» What you are asked to do: If an entry includes an image, drop the image and copy the rest verbatim.

**********

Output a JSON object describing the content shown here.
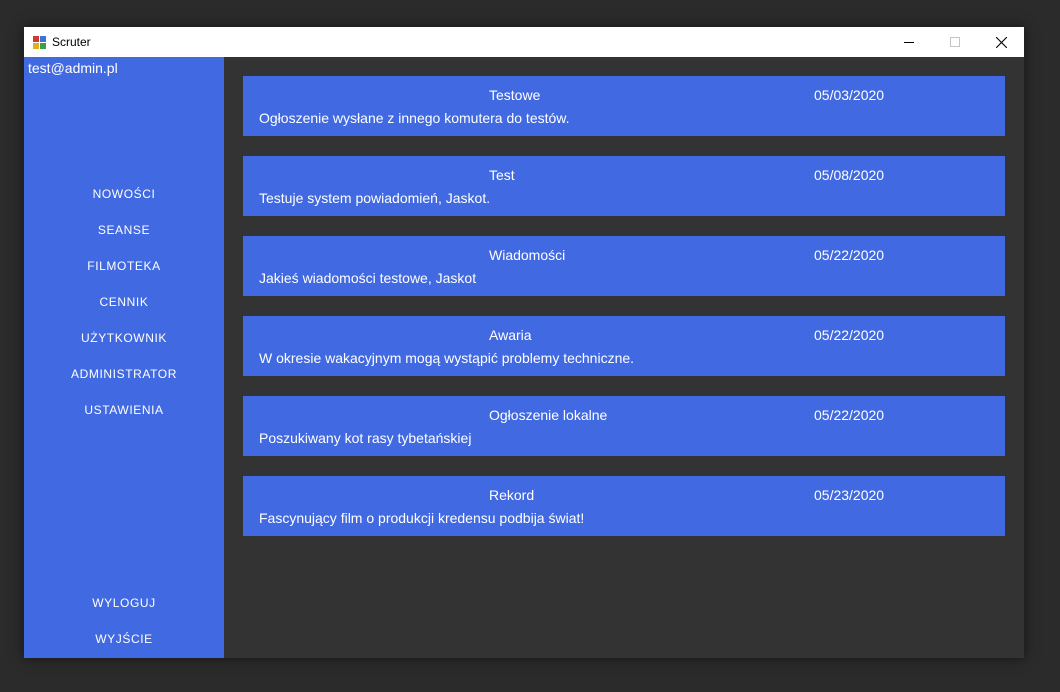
{
  "window": {
    "title": "Scruter"
  },
  "sidebar": {
    "user_email": "test@admin.pl",
    "menu": [
      {
        "label": "NOWOŚCI"
      },
      {
        "label": "SEANSE"
      },
      {
        "label": "FILMOTEKA"
      },
      {
        "label": "CENNIK"
      },
      {
        "label": "UŻYTKOWNIK"
      },
      {
        "label": "ADMINISTRATOR"
      },
      {
        "label": "USTAWIENIA"
      }
    ],
    "bottom_menu": [
      {
        "label": "WYLOGUJ"
      },
      {
        "label": "WYJŚCIE"
      }
    ]
  },
  "notices": [
    {
      "title": "Testowe",
      "date": "05/03/2020",
      "body": "Ogłoszenie wysłane z innego komutera do testów."
    },
    {
      "title": "Test",
      "date": "05/08/2020",
      "body": "Testuje system powiadomień, Jaskot."
    },
    {
      "title": "Wiadomości",
      "date": "05/22/2020",
      "body": "Jakieś wiadomości testowe, Jaskot"
    },
    {
      "title": "Awaria",
      "date": "05/22/2020",
      "body": "W okresie wakacyjnym mogą wystąpić problemy techniczne."
    },
    {
      "title": "Ogłoszenie lokalne",
      "date": "05/22/2020",
      "body": "Poszukiwany kot rasy tybetańskiej"
    },
    {
      "title": "Rekord",
      "date": "05/23/2020",
      "body": "Fascynujący film o produkcji kredensu podbija świat!"
    }
  ],
  "colors": {
    "accent": "#4169e1",
    "background": "#333333",
    "outer": "#2b2b2b"
  }
}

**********

» Answer to this problem:
Output a JSON object describing the content shown here.
{
  "window": {
    "title": "Scruter"
  },
  "sidebar": {
    "user_email": "test@admin.pl",
    "menu": [
      {
        "label": "NOWOŚCI"
      },
      {
        "label": "SEANSE"
      },
      {
        "label": "FILMOTEKA"
      },
      {
        "label": "CENNIK"
      },
      {
        "label": "UŻYTKOWNIK"
      },
      {
        "label": "ADMINISTRATOR"
      },
      {
        "label": "USTAWIENIA"
      }
    ],
    "bottom_menu": [
      {
        "label": "WYLOGUJ"
      },
      {
        "label": "WYJŚCIE"
      }
    ]
  },
  "notices": [
    {
      "title": "Testowe",
      "date": "05/03/2020",
      "body": "Ogłoszenie wysłane z innego komutera do testów."
    },
    {
      "title": "Test",
      "date": "05/08/2020",
      "body": "Testuje system powiadomień, Jaskot."
    },
    {
      "title": "Wiadomości",
      "date": "05/22/2020",
      "body": "Jakieś wiadomości testowe, Jaskot"
    },
    {
      "title": "Awaria",
      "date": "05/22/2020",
      "body": "W okresie wakacyjnym mogą wystąpić problemy techniczne."
    },
    {
      "title": "Ogłoszenie lokalne",
      "date": "05/22/2020",
      "body": "Poszukiwany kot rasy tybetańskiej"
    },
    {
      "title": "Rekord",
      "date": "05/23/2020",
      "body": "Fascynujący film o produkcji kredensu podbija świat!"
    }
  ],
  "colors": {
    "accent": "#4169e1",
    "background": "#333333",
    "outer": "#2b2b2b"
  }
}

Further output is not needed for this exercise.